12. Near-Infrared Interactance

Although not the most accurate method, near Infrared Interactance is one of the least invasive and most readily available ways to measure body composition.

An infrared beam is shone into your upper arm, and the amount of light reflected back at the sensor is measured.

The difference between emitted and reflected light is then used to calculate your body composition.

The assumption is that the amount of fat you have on your upper arm is representative of the rest of your body, but this is not always the case.

As such, this method is very much an estimate, and may be inaccurate for some users.

Weighing Without A Scale – Wrapping Up

It’s often said that you cannot manage what you cannot measure.

Weighing yourself can be motivating and reassure you that your workouts and diet are producing the results you want.

However, there is more to getting in shape than just losing weight, and the scales only reveal a small part of what is happening in your body.

That’s why body composition is so important. It provides a much fuller picture of how things are going.

Losing weight is not always a good thing, and gaining weight is not necessarily bad.

The relationship between fat and muscle is far more critical, and the scales don’t reveal that ratio.

So, by all means, weigh yourself, or even break out the weights and hop on a seesaw if you don’t have access to scales.

But, if you want to know more about how your diet and workouts affect your body, use one of the other methods to determine your body composition.
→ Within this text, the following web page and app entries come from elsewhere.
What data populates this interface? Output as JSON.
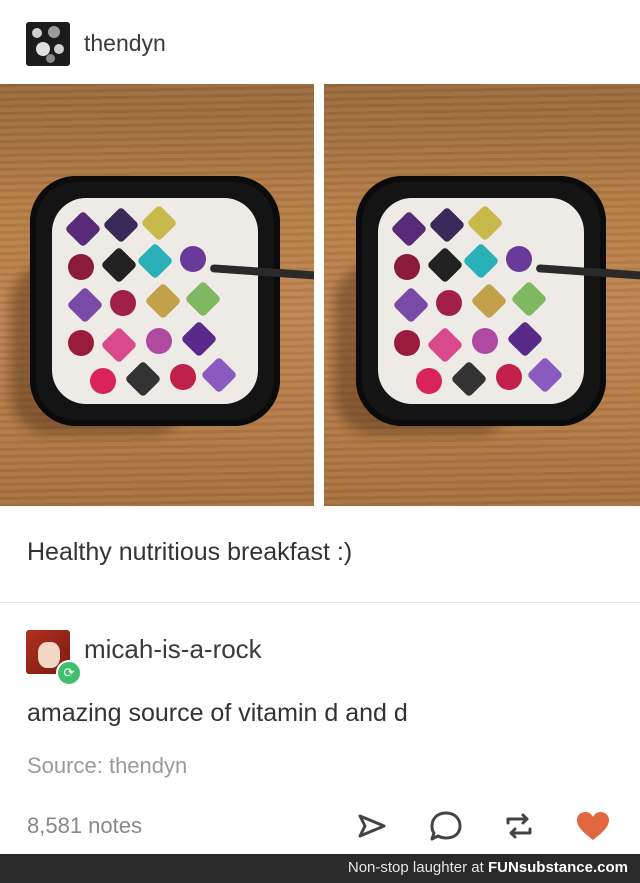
{
  "post": {
    "username": "thendyn",
    "caption": "Healthy nutritious breakfast :)"
  },
  "reblog": {
    "username": "micah-is-a-rock",
    "comment": "amazing source of vitamin d and d"
  },
  "source": {
    "label": "Source:",
    "name": "thendyn"
  },
  "notes": {
    "count_label": "8,581 notes"
  },
  "icons": {
    "share": "share-icon",
    "reply": "reply-icon",
    "reblog": "reblog-icon",
    "like": "heart-icon"
  },
  "colors": {
    "like": "#e2663e",
    "reblog_badge": "#3fbf6f",
    "footer_bg": "#2a2a2a"
  },
  "footer": {
    "text": "Non-stop laughter at",
    "brand": "FUNsubstance.com"
  }
}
Disclaimer: The opinions expressed within this article are the personal opinions of the author. Healthy Supplies Shop is  not responsible for the accuracy, completeness, suitability, or validity of any information on this article. All information is provided on an as-is basis. The information, facts or opinions appearing in the article do not reflect the views of healthy supplies shop  and we do not assume any responsibility or liability for the same.